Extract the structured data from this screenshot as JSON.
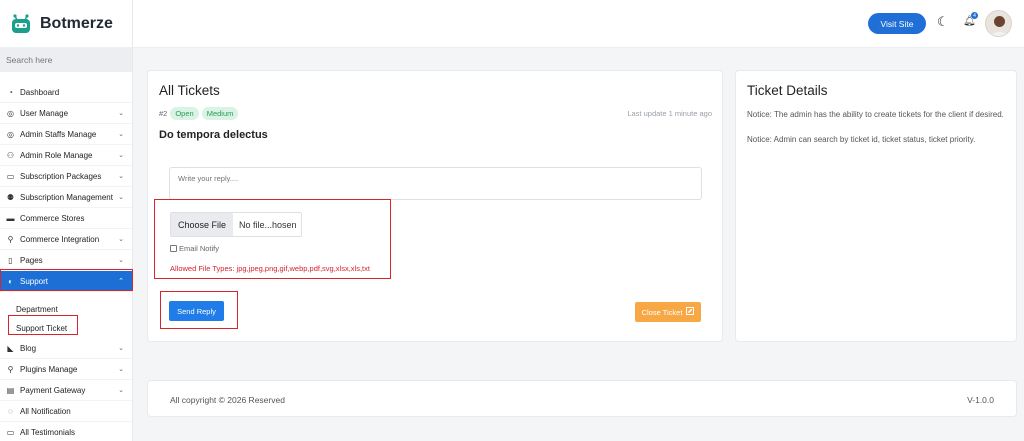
{
  "brand": {
    "name": "Botmerze"
  },
  "search": {
    "placeholder": "Search here"
  },
  "sidebar": {
    "items": [
      {
        "label": "Dashboard",
        "icon": "gauge-icon",
        "chev": false
      },
      {
        "label": "User Manage",
        "icon": "user-icon",
        "chev": true
      },
      {
        "label": "Admin Staffs Manage",
        "icon": "user-shield-icon",
        "chev": true
      },
      {
        "label": "Admin Role Manage",
        "icon": "users-icon",
        "chev": true
      },
      {
        "label": "Subscription Packages",
        "icon": "calendar-icon",
        "chev": true
      },
      {
        "label": "Subscription Management",
        "icon": "user-group-icon",
        "chev": true
      },
      {
        "label": "Commerce Stores",
        "icon": "card-icon",
        "chev": false
      },
      {
        "label": "Commerce Integration",
        "icon": "plug-icon",
        "chev": true
      },
      {
        "label": "Pages",
        "icon": "file-icon",
        "chev": true
      },
      {
        "label": "Support",
        "icon": "headset-icon",
        "chev": true,
        "active": true
      }
    ],
    "support_sub": [
      "Department",
      "Support Ticket"
    ],
    "items_after": [
      {
        "label": "Blog",
        "icon": "megaphone-icon",
        "chev": true
      },
      {
        "label": "Plugins Manage",
        "icon": "plug-icon",
        "chev": true
      },
      {
        "label": "Payment Gateway",
        "icon": "wallet-icon",
        "chev": true
      },
      {
        "label": "All Notification",
        "icon": "bell-icon",
        "chev": false
      },
      {
        "label": "All Testimonials",
        "icon": "chat-icon",
        "chev": false
      }
    ]
  },
  "topbar": {
    "visit_label": "Visit Site",
    "notification_count": "4"
  },
  "tickets": {
    "title": "All Tickets",
    "ticket_no": "#2",
    "status": "Open",
    "priority": "Medium",
    "last_update": "Last update 1 minute ago",
    "subject": "Do tempora delectus",
    "reply_placeholder": "Write your reply....",
    "choose_file": "Choose File",
    "file_name": "No file...hosen",
    "email_notify": "Email Notify",
    "allowed": "Allowed File Types: jpg,jpeg,png,gif,webp,pdf,svg,xlsx,xls,txt",
    "send_label": "Send Reply",
    "close_label": "Close Ticket"
  },
  "details": {
    "title": "Ticket Details",
    "notice1": "Notice: The admin has the ability to create tickets for the client if desired.",
    "notice2": "Notice: Admin can search by ticket id, ticket status, ticket priority."
  },
  "footer": {
    "copyright": "All copyright © 2026 Reserved",
    "version": "V-1.0.0"
  },
  "colors": {
    "primary": "#1f6fd6",
    "danger": "#d9232d",
    "warning": "#f7a844",
    "success": "#2c9c5b"
  }
}
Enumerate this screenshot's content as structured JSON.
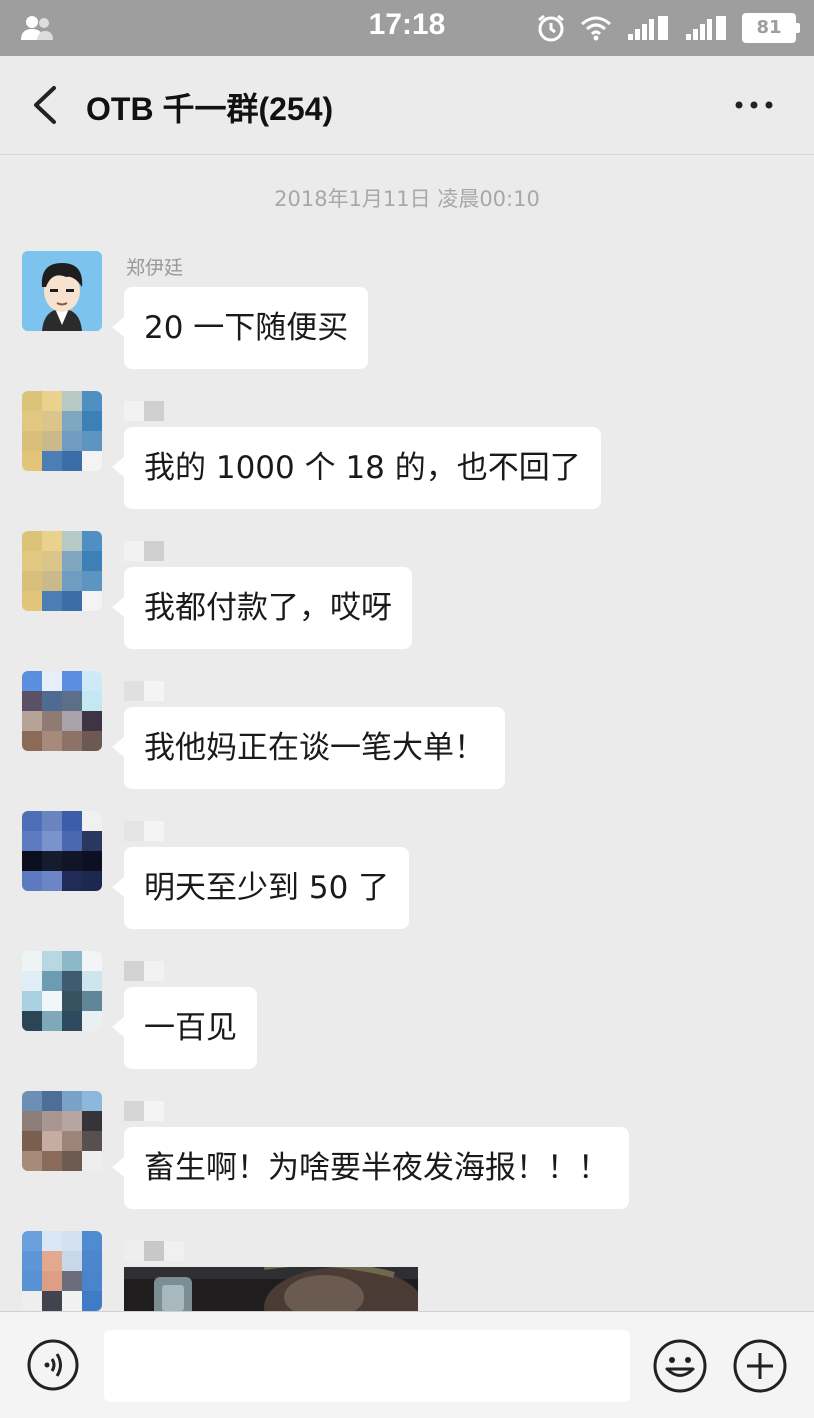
{
  "status_bar": {
    "time": "17:18",
    "battery": "81",
    "icons": [
      "user-icon",
      "alarm-icon",
      "wifi-icon",
      "signal-2-icon",
      "signal-1-icon",
      "battery-icon"
    ]
  },
  "header": {
    "title": "OTB 千一群(254)",
    "back_icon": "back-chevron-icon",
    "more_icon": "more-dots-icon"
  },
  "chat": {
    "timestamp": "2018年1月11日 凌晨00:10",
    "messages": [
      {
        "sender": "郑伊廷",
        "text": "20 一下随便买",
        "avatar": "cartoon-avatar"
      },
      {
        "sender": "",
        "text": "我的 1000 个 18 的，也不回了",
        "avatar": "blurred-avatar"
      },
      {
        "sender": "",
        "text": "我都付款了，哎呀",
        "avatar": "blurred-avatar"
      },
      {
        "sender": "",
        "text": "我他妈正在谈一笔大单！",
        "avatar": "blurred-avatar"
      },
      {
        "sender": "",
        "text": "明天至少到 50 了",
        "avatar": "blurred-avatar"
      },
      {
        "sender": "",
        "text": "一百见",
        "avatar": "blurred-avatar"
      },
      {
        "sender": "",
        "text": "畜生啊！为啥要半夜发海报！！！",
        "avatar": "blurred-avatar"
      },
      {
        "sender": "",
        "text": "",
        "avatar": "blurred-avatar",
        "content": "image"
      }
    ]
  },
  "input_bar": {
    "placeholder": "",
    "voice_icon": "voice-icon",
    "emoji_icon": "emoji-icon",
    "plus_icon": "plus-icon"
  },
  "colors": {
    "status_bar": "#9e9e9e",
    "background": "#ebebeb",
    "bubble": "#ffffff",
    "timestamp": "#a8a8a8"
  }
}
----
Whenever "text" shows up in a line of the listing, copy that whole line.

Answer section:
        "text": "20 一下随便买",
        "text": "我的 1000 个 18 的，也不回了",
        "text": "我都付款了，哎呀",
        "text": "我他妈正在谈一笔大单！",
        "text": "明天至少到 50 了",
        "text": "一百见",
        "text": "畜生啊！为啥要半夜发海报！！！",
        "text": "",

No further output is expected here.